Your goal » When you repeat the listing below, keep every word exactly and leave out each picture.

Extracted records »
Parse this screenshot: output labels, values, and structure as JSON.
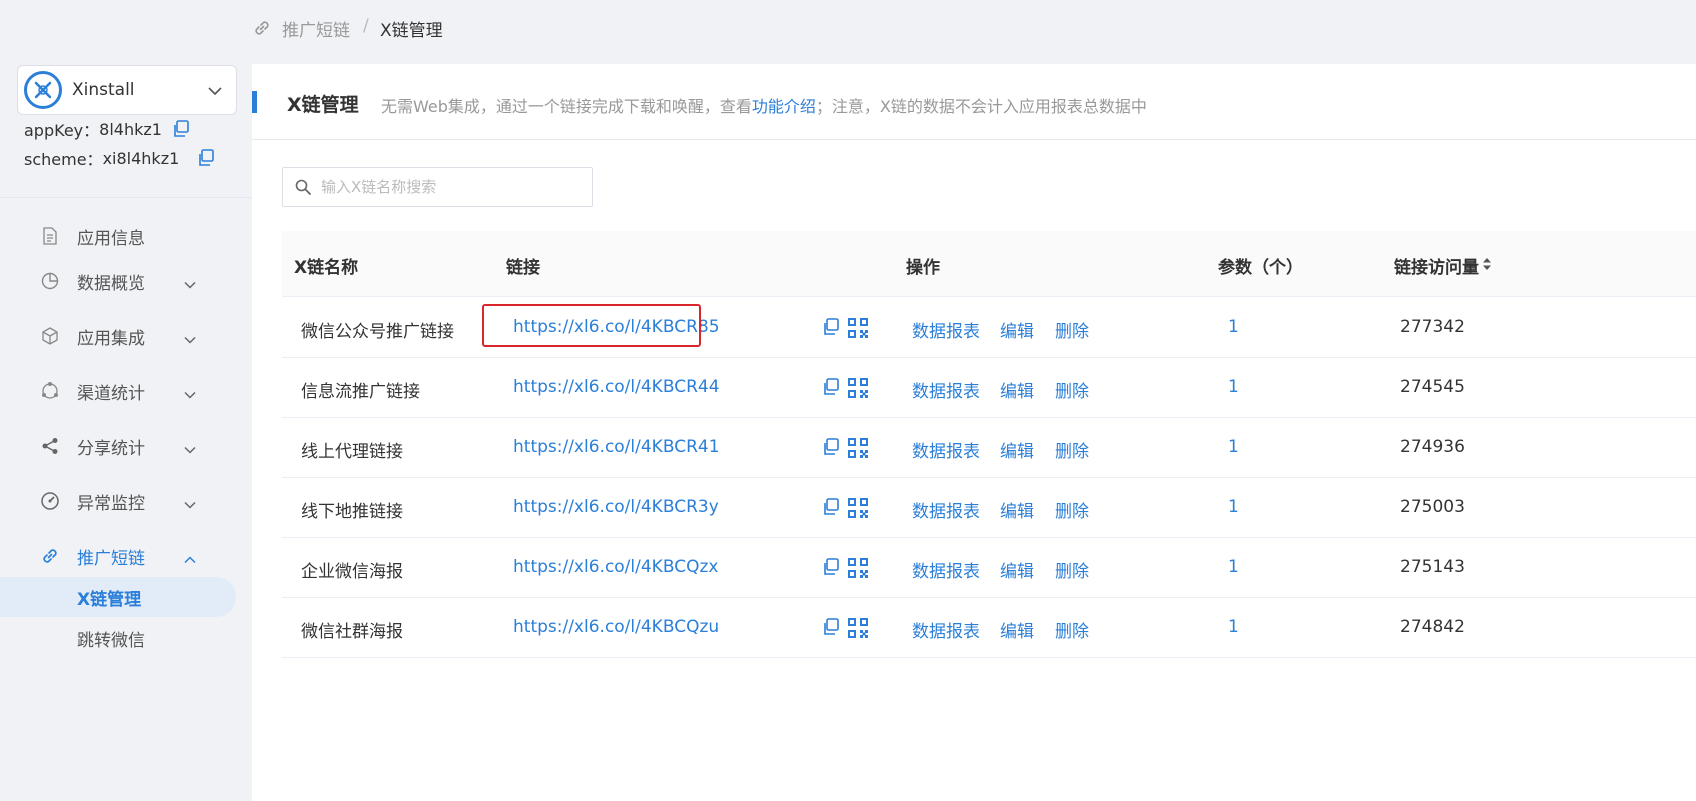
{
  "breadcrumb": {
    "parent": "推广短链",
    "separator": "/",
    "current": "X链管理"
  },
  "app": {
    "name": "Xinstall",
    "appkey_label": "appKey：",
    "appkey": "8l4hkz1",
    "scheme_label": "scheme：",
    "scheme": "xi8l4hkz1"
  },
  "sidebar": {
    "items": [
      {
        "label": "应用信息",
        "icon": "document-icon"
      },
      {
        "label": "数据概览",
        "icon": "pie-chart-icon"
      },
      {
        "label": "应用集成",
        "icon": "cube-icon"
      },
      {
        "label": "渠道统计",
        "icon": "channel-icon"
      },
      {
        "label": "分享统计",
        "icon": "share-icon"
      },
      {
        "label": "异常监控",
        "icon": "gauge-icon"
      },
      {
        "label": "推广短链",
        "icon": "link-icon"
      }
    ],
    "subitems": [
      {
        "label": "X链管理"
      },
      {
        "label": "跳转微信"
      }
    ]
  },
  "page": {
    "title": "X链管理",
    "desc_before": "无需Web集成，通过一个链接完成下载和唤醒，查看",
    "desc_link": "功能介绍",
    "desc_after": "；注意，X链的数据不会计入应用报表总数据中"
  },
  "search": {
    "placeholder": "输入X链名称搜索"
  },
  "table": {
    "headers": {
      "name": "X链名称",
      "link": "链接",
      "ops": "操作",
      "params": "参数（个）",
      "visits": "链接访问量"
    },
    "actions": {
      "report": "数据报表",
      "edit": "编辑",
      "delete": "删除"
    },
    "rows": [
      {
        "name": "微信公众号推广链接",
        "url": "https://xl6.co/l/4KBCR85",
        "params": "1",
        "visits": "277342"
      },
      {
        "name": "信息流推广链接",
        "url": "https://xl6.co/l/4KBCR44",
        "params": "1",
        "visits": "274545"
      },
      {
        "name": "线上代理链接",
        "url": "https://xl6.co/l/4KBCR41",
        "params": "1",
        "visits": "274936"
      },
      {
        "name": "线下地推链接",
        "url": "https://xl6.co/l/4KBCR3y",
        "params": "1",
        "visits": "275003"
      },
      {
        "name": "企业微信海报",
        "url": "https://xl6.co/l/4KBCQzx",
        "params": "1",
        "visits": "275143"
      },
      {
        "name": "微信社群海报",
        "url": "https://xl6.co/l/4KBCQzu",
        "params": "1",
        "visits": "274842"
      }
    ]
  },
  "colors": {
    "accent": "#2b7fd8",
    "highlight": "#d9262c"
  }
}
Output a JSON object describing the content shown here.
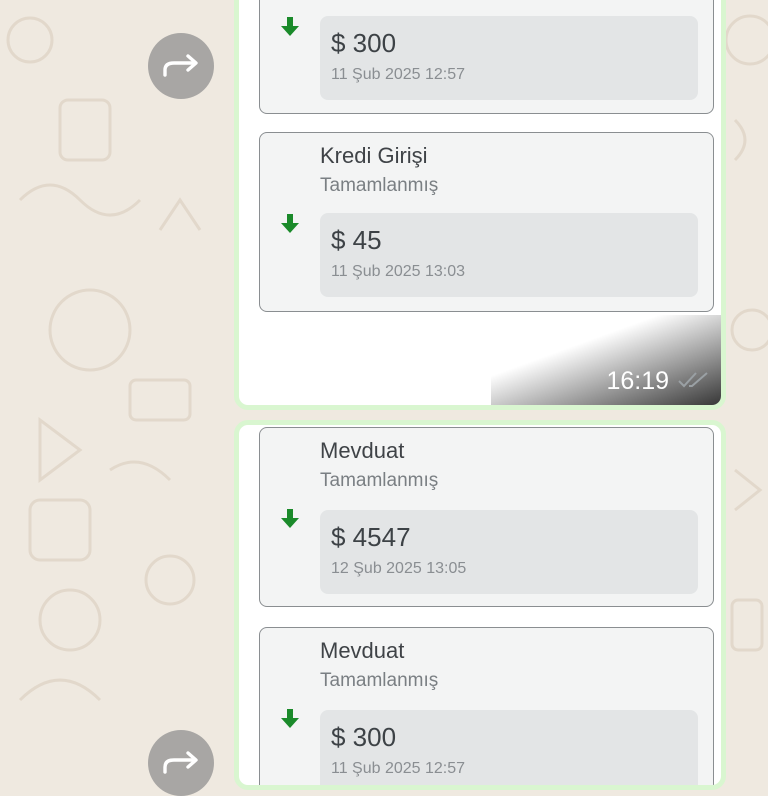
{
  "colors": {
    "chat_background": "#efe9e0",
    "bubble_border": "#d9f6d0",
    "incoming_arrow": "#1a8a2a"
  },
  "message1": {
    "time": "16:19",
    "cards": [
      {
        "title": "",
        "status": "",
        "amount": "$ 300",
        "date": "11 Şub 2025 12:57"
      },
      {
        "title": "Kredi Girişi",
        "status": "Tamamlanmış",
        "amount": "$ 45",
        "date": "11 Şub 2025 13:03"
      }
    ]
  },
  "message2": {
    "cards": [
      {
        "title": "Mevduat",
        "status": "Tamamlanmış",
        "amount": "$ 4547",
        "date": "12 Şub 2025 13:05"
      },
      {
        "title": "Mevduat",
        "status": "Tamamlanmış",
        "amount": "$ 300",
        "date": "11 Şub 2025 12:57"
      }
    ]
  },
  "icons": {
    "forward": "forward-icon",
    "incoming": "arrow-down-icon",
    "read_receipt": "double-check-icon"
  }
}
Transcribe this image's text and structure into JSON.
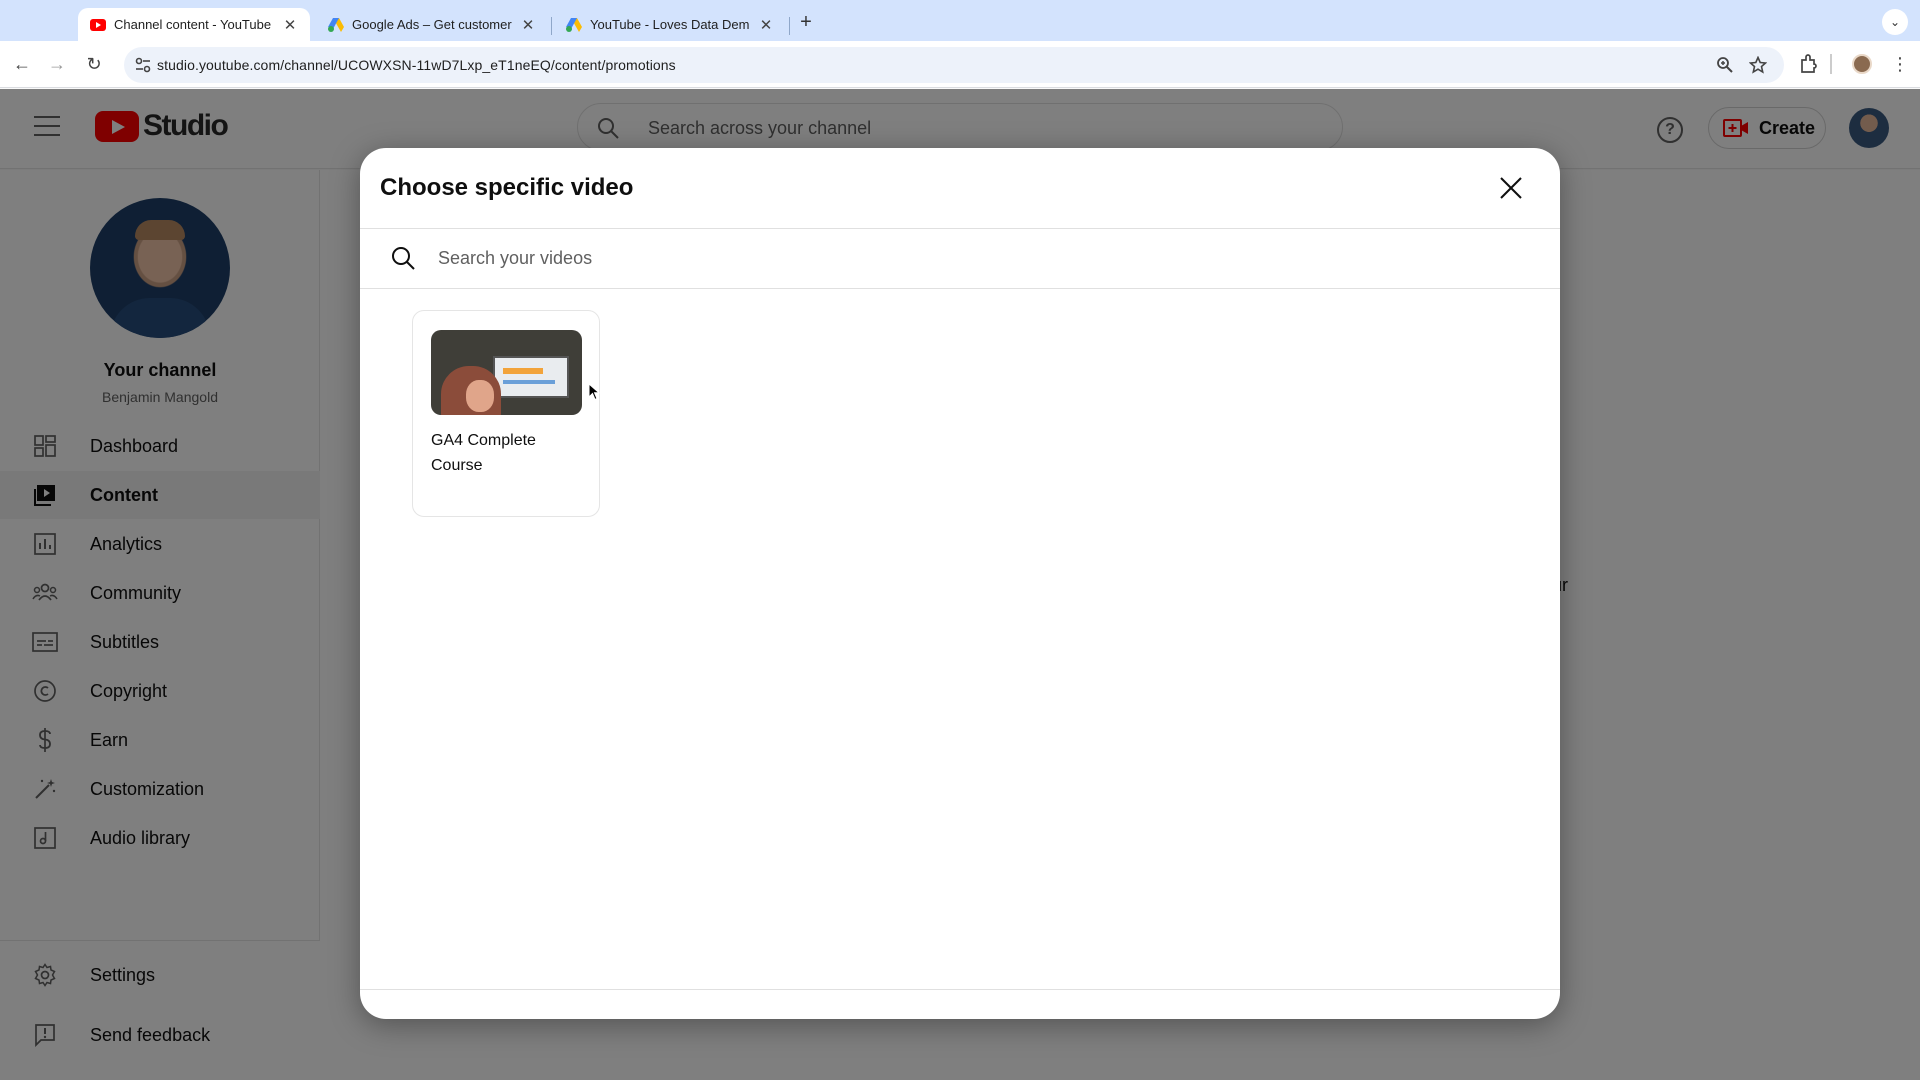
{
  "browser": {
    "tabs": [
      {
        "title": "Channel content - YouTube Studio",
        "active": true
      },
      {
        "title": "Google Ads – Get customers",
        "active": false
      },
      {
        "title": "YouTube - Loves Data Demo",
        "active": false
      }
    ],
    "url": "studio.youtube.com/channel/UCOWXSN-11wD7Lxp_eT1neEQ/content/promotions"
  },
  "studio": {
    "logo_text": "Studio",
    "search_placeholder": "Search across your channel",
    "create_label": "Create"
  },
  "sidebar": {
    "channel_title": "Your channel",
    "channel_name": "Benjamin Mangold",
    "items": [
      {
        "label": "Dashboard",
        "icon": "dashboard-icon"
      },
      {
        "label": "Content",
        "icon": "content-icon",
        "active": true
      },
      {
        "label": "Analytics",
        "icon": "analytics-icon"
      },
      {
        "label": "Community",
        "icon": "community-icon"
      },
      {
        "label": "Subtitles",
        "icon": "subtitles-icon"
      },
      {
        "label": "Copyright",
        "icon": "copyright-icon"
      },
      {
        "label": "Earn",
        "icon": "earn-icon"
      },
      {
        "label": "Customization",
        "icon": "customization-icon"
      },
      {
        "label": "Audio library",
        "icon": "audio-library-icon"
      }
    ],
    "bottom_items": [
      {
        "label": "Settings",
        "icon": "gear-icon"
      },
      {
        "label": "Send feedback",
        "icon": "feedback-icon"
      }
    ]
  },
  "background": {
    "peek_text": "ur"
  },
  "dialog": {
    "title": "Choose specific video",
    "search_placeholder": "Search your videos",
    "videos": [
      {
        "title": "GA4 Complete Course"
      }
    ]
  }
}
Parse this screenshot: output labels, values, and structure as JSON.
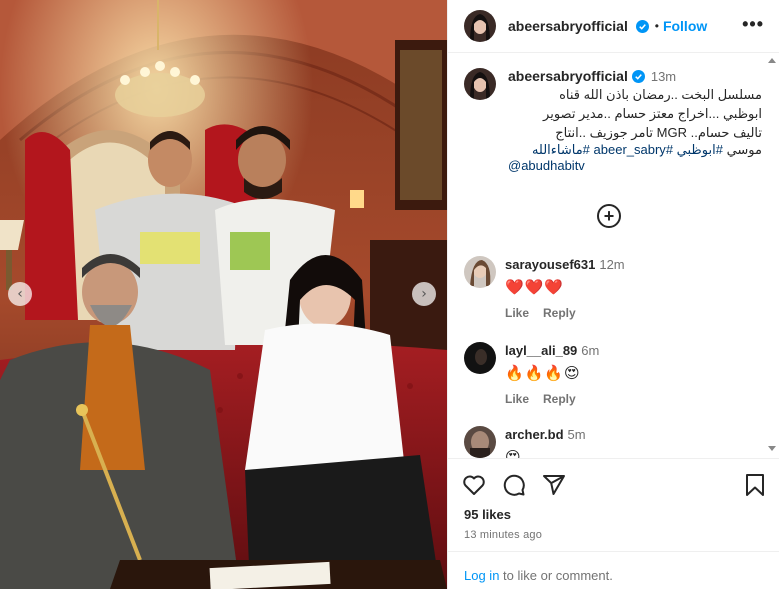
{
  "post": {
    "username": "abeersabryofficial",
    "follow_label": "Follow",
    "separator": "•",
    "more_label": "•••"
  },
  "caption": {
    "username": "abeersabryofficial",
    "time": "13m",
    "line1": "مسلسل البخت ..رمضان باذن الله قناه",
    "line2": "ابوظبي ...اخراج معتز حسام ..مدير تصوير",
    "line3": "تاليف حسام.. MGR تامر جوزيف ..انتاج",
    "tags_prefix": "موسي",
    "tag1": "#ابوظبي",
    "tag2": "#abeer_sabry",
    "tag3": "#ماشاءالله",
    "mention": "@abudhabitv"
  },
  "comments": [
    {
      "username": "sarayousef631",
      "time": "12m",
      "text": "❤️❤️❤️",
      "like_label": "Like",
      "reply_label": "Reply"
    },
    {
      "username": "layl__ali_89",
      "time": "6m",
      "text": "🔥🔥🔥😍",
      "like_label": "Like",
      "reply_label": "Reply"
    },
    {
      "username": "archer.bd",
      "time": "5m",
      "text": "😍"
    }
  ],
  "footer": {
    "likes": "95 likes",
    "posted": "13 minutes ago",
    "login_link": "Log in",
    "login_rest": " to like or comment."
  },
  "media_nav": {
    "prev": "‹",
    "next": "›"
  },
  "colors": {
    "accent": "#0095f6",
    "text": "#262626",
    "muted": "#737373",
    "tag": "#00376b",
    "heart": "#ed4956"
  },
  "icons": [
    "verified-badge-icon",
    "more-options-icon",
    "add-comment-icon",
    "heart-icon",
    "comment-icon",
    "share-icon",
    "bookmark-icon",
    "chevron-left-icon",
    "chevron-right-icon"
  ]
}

Answer box »
Parse this screenshot: output labels, values, and structure as JSON.
{
  "breadcrumb": {
    "parent": "推广短链",
    "separator": "/",
    "current": "X链管理"
  },
  "app": {
    "name": "Xinstall",
    "appkey_label": "appKey：",
    "appkey": "8l4hkz1",
    "scheme_label": "scheme：",
    "scheme": "xi8l4hkz1"
  },
  "sidebar": {
    "items": [
      {
        "label": "应用信息",
        "icon": "document-icon"
      },
      {
        "label": "数据概览",
        "icon": "pie-chart-icon"
      },
      {
        "label": "应用集成",
        "icon": "cube-icon"
      },
      {
        "label": "渠道统计",
        "icon": "channel-icon"
      },
      {
        "label": "分享统计",
        "icon": "share-icon"
      },
      {
        "label": "异常监控",
        "icon": "gauge-icon"
      },
      {
        "label": "推广短链",
        "icon": "link-icon"
      }
    ],
    "subitems": [
      {
        "label": "X链管理"
      },
      {
        "label": "跳转微信"
      }
    ]
  },
  "page": {
    "title": "X链管理",
    "desc_before": "无需Web集成，通过一个链接完成下载和唤醒，查看",
    "desc_link": "功能介绍",
    "desc_after": "；注意，X链的数据不会计入应用报表总数据中"
  },
  "search": {
    "placeholder": "输入X链名称搜索"
  },
  "table": {
    "headers": {
      "name": "X链名称",
      "link": "链接",
      "ops": "操作",
      "params": "参数（个）",
      "visits": "链接访问量"
    },
    "actions": {
      "report": "数据报表",
      "edit": "编辑",
      "delete": "删除"
    },
    "rows": [
      {
        "name": "微信公众号推广链接",
        "url": "https://xl6.co/l/4KBCR85",
        "params": "1",
        "visits": "277342"
      },
      {
        "name": "信息流推广链接",
        "url": "https://xl6.co/l/4KBCR44",
        "params": "1",
        "visits": "274545"
      },
      {
        "name": "线上代理链接",
        "url": "https://xl6.co/l/4KBCR41",
        "params": "1",
        "visits": "274936"
      },
      {
        "name": "线下地推链接",
        "url": "https://xl6.co/l/4KBCR3y",
        "params": "1",
        "visits": "275003"
      },
      {
        "name": "企业微信海报",
        "url": "https://xl6.co/l/4KBCQzx",
        "params": "1",
        "visits": "275143"
      },
      {
        "name": "微信社群海报",
        "url": "https://xl6.co/l/4KBCQzu",
        "params": "1",
        "visits": "274842"
      }
    ]
  },
  "colors": {
    "accent": "#2b7fd8",
    "highlight": "#d9262c"
  }
}
Output a JSON object describing the content shown here.
{
  "colors": {
    "chat_background": "#efe9e0",
    "bubble_border": "#d9f6d0",
    "incoming_arrow": "#1a8a2a"
  },
  "message1": {
    "time": "16:19",
    "cards": [
      {
        "title": "",
        "status": "",
        "amount": "$ 300",
        "date": "11 Şub 2025 12:57"
      },
      {
        "title": "Kredi Girişi",
        "status": "Tamamlanmış",
        "amount": "$ 45",
        "date": "11 Şub 2025 13:03"
      }
    ]
  },
  "message2": {
    "cards": [
      {
        "title": "Mevduat",
        "status": "Tamamlanmış",
        "amount": "$ 4547",
        "date": "12 Şub 2025 13:05"
      },
      {
        "title": "Mevduat",
        "status": "Tamamlanmış",
        "amount": "$ 300",
        "date": "11 Şub 2025 12:57"
      }
    ]
  },
  "icons": {
    "forward": "forward-icon",
    "incoming": "arrow-down-icon",
    "read_receipt": "double-check-icon"
  }
}
Transcribe this image's text and structure into JSON.
{
  "browser": {
    "tabs": [
      {
        "title": "Channel content - YouTube Studio",
        "active": true
      },
      {
        "title": "Google Ads – Get customers",
        "active": false
      },
      {
        "title": "YouTube - Loves Data Demo",
        "active": false
      }
    ],
    "url": "studio.youtube.com/channel/UCOWXSN-11wD7Lxp_eT1neEQ/content/promotions"
  },
  "studio": {
    "logo_text": "Studio",
    "search_placeholder": "Search across your channel",
    "create_label": "Create"
  },
  "sidebar": {
    "channel_title": "Your channel",
    "channel_name": "Benjamin Mangold",
    "items": [
      {
        "label": "Dashboard",
        "icon": "dashboard-icon"
      },
      {
        "label": "Content",
        "icon": "content-icon",
        "active": true
      },
      {
        "label": "Analytics",
        "icon": "analytics-icon"
      },
      {
        "label": "Community",
        "icon": "community-icon"
      },
      {
        "label": "Subtitles",
        "icon": "subtitles-icon"
      },
      {
        "label": "Copyright",
        "icon": "copyright-icon"
      },
      {
        "label": "Earn",
        "icon": "earn-icon"
      },
      {
        "label": "Customization",
        "icon": "customization-icon"
      },
      {
        "label": "Audio library",
        "icon": "audio-library-icon"
      }
    ],
    "bottom_items": [
      {
        "label": "Settings",
        "icon": "gear-icon"
      },
      {
        "label": "Send feedback",
        "icon": "feedback-icon"
      }
    ]
  },
  "background": {
    "peek_text": "ur"
  },
  "dialog": {
    "title": "Choose specific video",
    "search_placeholder": "Search your videos",
    "videos": [
      {
        "title": "GA4 Complete Course"
      }
    ]
  }
}
Parse this screenshot: output labels, values, and structure as JSON.
{
  "post": {
    "username": "abeersabryofficial",
    "follow_label": "Follow",
    "separator": "•",
    "more_label": "•••"
  },
  "caption": {
    "username": "abeersabryofficial",
    "time": "13m",
    "line1": "مسلسل البخت ..رمضان باذن الله قناه",
    "line2": "ابوظبي ...اخراج معتز حسام ..مدير تصوير",
    "line3": "تاليف حسام.. MGR تامر جوزيف ..انتاج",
    "tags_prefix": "موسي",
    "tag1": "#ابوظبي",
    "tag2": "#abeer_sabry",
    "tag3": "#ماشاءالله",
    "mention": "@abudhabitv"
  },
  "comments": [
    {
      "username": "sarayousef631",
      "time": "12m",
      "text": "❤️❤️❤️",
      "like_label": "Like",
      "reply_label": "Reply"
    },
    {
      "username": "layl__ali_89",
      "time": "6m",
      "text": "🔥🔥🔥😍",
      "like_label": "Like",
      "reply_label": "Reply"
    },
    {
      "username": "archer.bd",
      "time": "5m",
      "text": "😍"
    }
  ],
  "footer": {
    "likes": "95 likes",
    "posted": "13 minutes ago",
    "login_link": "Log in",
    "login_rest": " to like or comment."
  },
  "media_nav": {
    "prev": "‹",
    "next": "›"
  },
  "colors": {
    "accent": "#0095f6",
    "text": "#262626",
    "muted": "#737373",
    "tag": "#00376b",
    "heart": "#ed4956"
  },
  "icons": [
    "verified-badge-icon",
    "more-options-icon",
    "add-comment-icon",
    "heart-icon",
    "comment-icon",
    "share-icon",
    "bookmark-icon",
    "chevron-left-icon",
    "chevron-right-icon"
  ]
}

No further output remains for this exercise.